A prophet is a unique person - a human being, yet he speaks for the Almighty God. The difficult task has always been that of dealing with the human being as a prophet. It is easy to go to one extreme of making him a divine (as the Christians did to Jesus) or to make him an ordinary person as we saw last week’s event in France. One must contrast the delicate balance offered by Islam. Muhammad (pbuh) is presented as a servant, messenger, and “perfect example” of a human being, but he is not a divine or ordinary person. He speaks for God, but he is not God. He is the object of our gratitude, ardent love, devotion, and unswerving allegiance, but he is not the object of our worship. The testimony of faith, “There is no god, but God; Muhammad is God’s servant and messenger,” prevents Muslims from making him divine. Muslims are also asked in the Qur’an to invoke God’s blessings and peace on Muhammad, which also protects the Muslims from treating him like an ordinary person. It is not possible for those who invoke God’s blessings and peace to the Prophet to degrade him to the level of just an ordinary person.

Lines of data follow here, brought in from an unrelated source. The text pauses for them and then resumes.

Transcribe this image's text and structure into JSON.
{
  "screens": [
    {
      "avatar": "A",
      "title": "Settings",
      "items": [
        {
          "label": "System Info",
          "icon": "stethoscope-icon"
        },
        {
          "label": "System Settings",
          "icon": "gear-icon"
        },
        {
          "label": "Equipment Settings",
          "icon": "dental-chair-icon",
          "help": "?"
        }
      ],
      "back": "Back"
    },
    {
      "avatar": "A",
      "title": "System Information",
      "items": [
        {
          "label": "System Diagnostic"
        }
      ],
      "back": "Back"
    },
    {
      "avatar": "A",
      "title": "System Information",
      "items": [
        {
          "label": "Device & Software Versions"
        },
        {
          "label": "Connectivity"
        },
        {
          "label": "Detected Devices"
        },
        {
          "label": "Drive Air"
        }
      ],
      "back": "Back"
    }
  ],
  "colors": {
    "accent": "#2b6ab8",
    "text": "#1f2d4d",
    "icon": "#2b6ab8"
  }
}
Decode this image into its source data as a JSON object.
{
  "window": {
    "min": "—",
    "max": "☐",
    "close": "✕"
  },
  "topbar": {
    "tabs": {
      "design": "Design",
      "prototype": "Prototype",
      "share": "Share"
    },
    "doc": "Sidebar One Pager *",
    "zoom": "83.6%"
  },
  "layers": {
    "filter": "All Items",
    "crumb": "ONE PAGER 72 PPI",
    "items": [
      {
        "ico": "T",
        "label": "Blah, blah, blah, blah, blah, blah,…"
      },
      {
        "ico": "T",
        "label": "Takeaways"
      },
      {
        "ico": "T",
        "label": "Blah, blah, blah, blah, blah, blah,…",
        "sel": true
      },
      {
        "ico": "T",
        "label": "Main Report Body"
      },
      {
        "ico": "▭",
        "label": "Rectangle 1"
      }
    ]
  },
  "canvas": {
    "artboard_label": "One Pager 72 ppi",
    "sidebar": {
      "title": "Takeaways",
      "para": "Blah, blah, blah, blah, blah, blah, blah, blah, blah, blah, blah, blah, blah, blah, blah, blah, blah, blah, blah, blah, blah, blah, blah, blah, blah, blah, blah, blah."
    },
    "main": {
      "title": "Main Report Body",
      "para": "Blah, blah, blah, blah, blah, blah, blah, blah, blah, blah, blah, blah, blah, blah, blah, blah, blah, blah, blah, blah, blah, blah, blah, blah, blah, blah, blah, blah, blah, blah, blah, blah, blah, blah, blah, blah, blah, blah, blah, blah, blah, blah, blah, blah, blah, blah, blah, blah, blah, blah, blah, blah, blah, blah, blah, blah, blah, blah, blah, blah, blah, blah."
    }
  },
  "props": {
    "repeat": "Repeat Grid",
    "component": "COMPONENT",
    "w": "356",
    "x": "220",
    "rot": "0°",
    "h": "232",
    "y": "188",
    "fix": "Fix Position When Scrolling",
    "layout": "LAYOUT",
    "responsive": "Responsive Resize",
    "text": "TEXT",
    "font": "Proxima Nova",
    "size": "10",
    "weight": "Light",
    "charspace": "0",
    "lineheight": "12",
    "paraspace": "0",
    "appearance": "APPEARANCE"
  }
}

Muslims, thus, find in Muhammad (pbuh) the perfect example to follow and a mighty servant of God and messenger to love and respect. Prophet Muhammad (pbuh) left behind a rich human legacy, and to love him and to follow him is tantamount to love God and obey Him as per the Qur’anic injunctions (Qur’an 4:80). It is also to set upon a lifelong journey of aligning oneself to the divine will. He was an orphan and a father; a husband and a widower; a shepherd and a trader; a commander and a spiritualist; a ruler of his people and among the poorest of them; a father who suffered the heartbreak of burying his children, and a grandfather who relished the delightful time with his grandchildren. He embodied and exemplified truthfulness, justice, forgiveness, compassion, tolerance, restraint, perseverance, thankfulness, gratitude, cleanliness, modesty, and many more characters and etiquette of beauty.
Hafiz Saif Al-Rawahy is the head of Dawah centre in the Sultan Qaboos Mosque, Muscat, Oman.